Extracted material:
::::::

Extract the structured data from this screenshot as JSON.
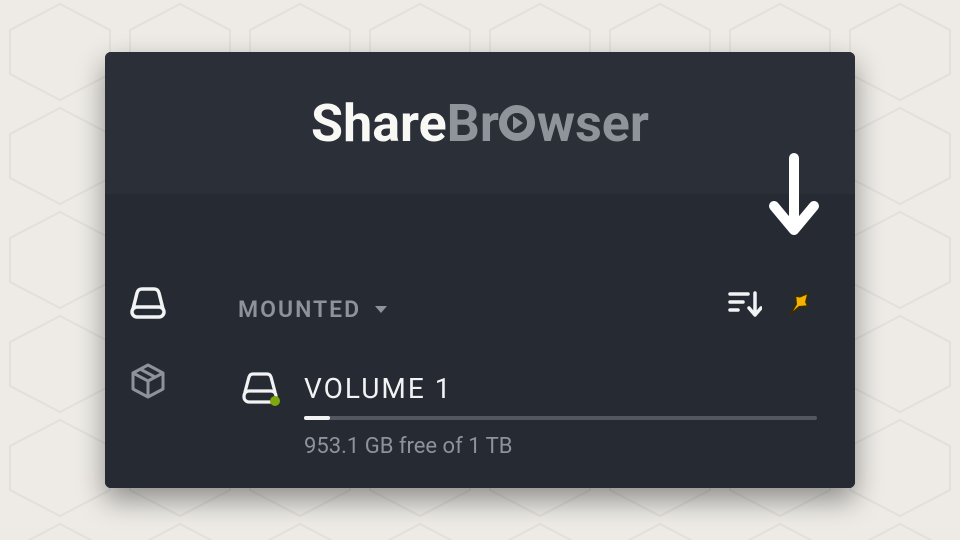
{
  "logo": {
    "part_a": "Share",
    "part_b_prefix": "Br",
    "part_b_suffix": "wser"
  },
  "filter": {
    "label": "MOUNTED"
  },
  "volume": {
    "name": "VOLUME 1",
    "subtext": "953.1 GB free of 1 TB",
    "used_percent": 5
  },
  "colors": {
    "accent": "#f5b300",
    "mounted_dot": "#7ea80e"
  }
}
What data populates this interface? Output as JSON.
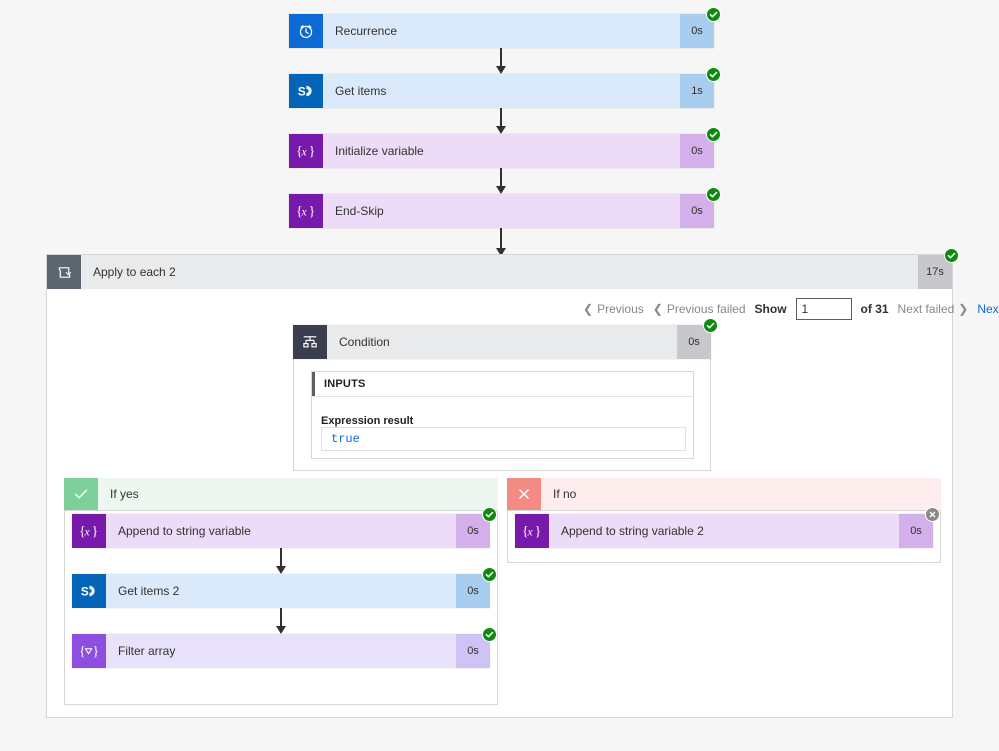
{
  "flow": {
    "top_actions": [
      {
        "name": "Recurrence",
        "icon": "clock-icon",
        "theme": "t-blue",
        "duration": "0s",
        "status": "succeeded"
      },
      {
        "name": "Get items",
        "icon": "sharepoint-icon",
        "theme": "t-sp",
        "duration": "1s",
        "status": "succeeded"
      },
      {
        "name": "Initialize variable",
        "icon": "variable-icon",
        "theme": "t-var",
        "duration": "0s",
        "status": "succeeded"
      },
      {
        "name": "End-Skip",
        "icon": "variable-icon",
        "theme": "t-var",
        "duration": "0s",
        "status": "succeeded"
      }
    ],
    "scope": {
      "name": "Apply to each 2",
      "icon": "loop-icon",
      "duration": "17s",
      "status": "succeeded",
      "pagination": {
        "previous_label": "Previous",
        "previous_failed_label": "Previous failed",
        "show_label": "Show",
        "show_value": "1",
        "of_label": "of 31",
        "next_failed_label": "Next failed",
        "next_label": "Next"
      },
      "condition": {
        "name": "Condition",
        "icon": "condition-icon",
        "duration": "0s",
        "status": "succeeded",
        "inputs_header": "INPUTS",
        "expression_label": "Expression result",
        "expression_value": "true"
      },
      "branch_yes": {
        "label": "If yes",
        "icon": "check-icon",
        "actions": [
          {
            "name": "Append to string variable",
            "icon": "variable-icon",
            "theme": "t-var",
            "duration": "0s",
            "status": "succeeded"
          },
          {
            "name": "Get items 2",
            "icon": "sharepoint-icon",
            "theme": "t-sp",
            "duration": "0s",
            "status": "succeeded"
          },
          {
            "name": "Filter array",
            "icon": "filter-icon",
            "theme": "t-var2",
            "duration": "0s",
            "status": "succeeded"
          }
        ]
      },
      "branch_no": {
        "label": "If no",
        "icon": "x-icon",
        "actions": [
          {
            "name": "Append to string variable 2",
            "icon": "variable-icon",
            "theme": "t-var",
            "duration": "0s",
            "status": "skipped"
          }
        ]
      }
    }
  },
  "colors": {
    "background": "#f6f6f6",
    "success": "#0f8a10",
    "skipped": "#8a8886",
    "accent": "#0b6ad4",
    "yes_green": "#7ed09a",
    "no_red": "#f48a84"
  }
}
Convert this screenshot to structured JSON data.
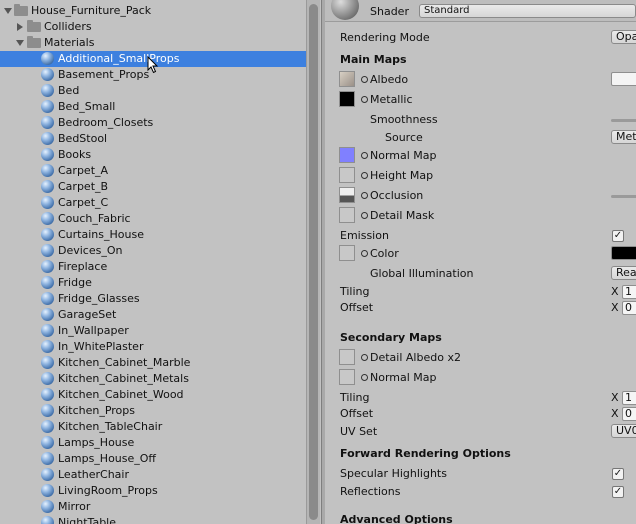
{
  "tree": {
    "root": "House_Furniture_Pack",
    "folders": [
      "Colliders",
      "Materials"
    ],
    "materials": [
      "Additional_SmallProps",
      "Basement_Props",
      "Bed",
      "Bed_Small",
      "Bedroom_Closets",
      "BedStool",
      "Books",
      "Carpet_A",
      "Carpet_B",
      "Carpet_C",
      "Couch_Fabric",
      "Curtains_House",
      "Devices_On",
      "Fireplace",
      "Fridge",
      "Fridge_Glasses",
      "GarageSet",
      "In_Wallpaper",
      "In_WhitePlaster",
      "Kitchen_Cabinet_Marble",
      "Kitchen_Cabinet_Metals",
      "Kitchen_Cabinet_Wood",
      "Kitchen_Props",
      "Kitchen_TableChair",
      "Lamps_House",
      "Lamps_House_Off",
      "LeatherChair",
      "LivingRoom_Props",
      "Mirror",
      "NightTable"
    ],
    "selected_index": 0
  },
  "inspector": {
    "shader_label": "Shader",
    "shader_value": "Standard",
    "rendering_mode_label": "Rendering Mode",
    "rendering_mode_value": "Opa",
    "main_maps_header": "Main Maps",
    "albedo": "Albedo",
    "metallic": "Metallic",
    "smoothness": "Smoothness",
    "source": "Source",
    "source_value": "Met",
    "normal_map": "Normal Map",
    "height_map": "Height Map",
    "occlusion": "Occlusion",
    "detail_mask": "Detail Mask",
    "emission": "Emission",
    "color": "Color",
    "global_illumination": "Global Illumination",
    "gi_value": "Rea",
    "tiling": "Tiling",
    "offset": "Offset",
    "x": "X",
    "tiling_x": "1",
    "offset_x": "0",
    "secondary_maps_header": "Secondary Maps",
    "detail_albedo": "Detail Albedo x2",
    "secondary_normal_map": "Normal Map",
    "tiling2": "Tiling",
    "offset2": "Offset",
    "tiling2_x": "1",
    "offset2_x": "0",
    "uv_set": "UV Set",
    "uv_set_value": "UV0",
    "forward_header": "Forward Rendering Options",
    "specular_highlights": "Specular Highlights",
    "reflections": "Reflections",
    "advanced_header": "Advanced Options",
    "check_mark": "✓"
  },
  "colors": {
    "selection": "#3d80df",
    "normal_swatch": "#8080ff",
    "panel": "#c2c2c2"
  }
}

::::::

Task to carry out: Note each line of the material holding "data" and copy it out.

Expected answer:
Extract the structured data from this screenshot as JSON.
What data populates this interface? Output as JSON.
Convert this screenshot to structured JSON data.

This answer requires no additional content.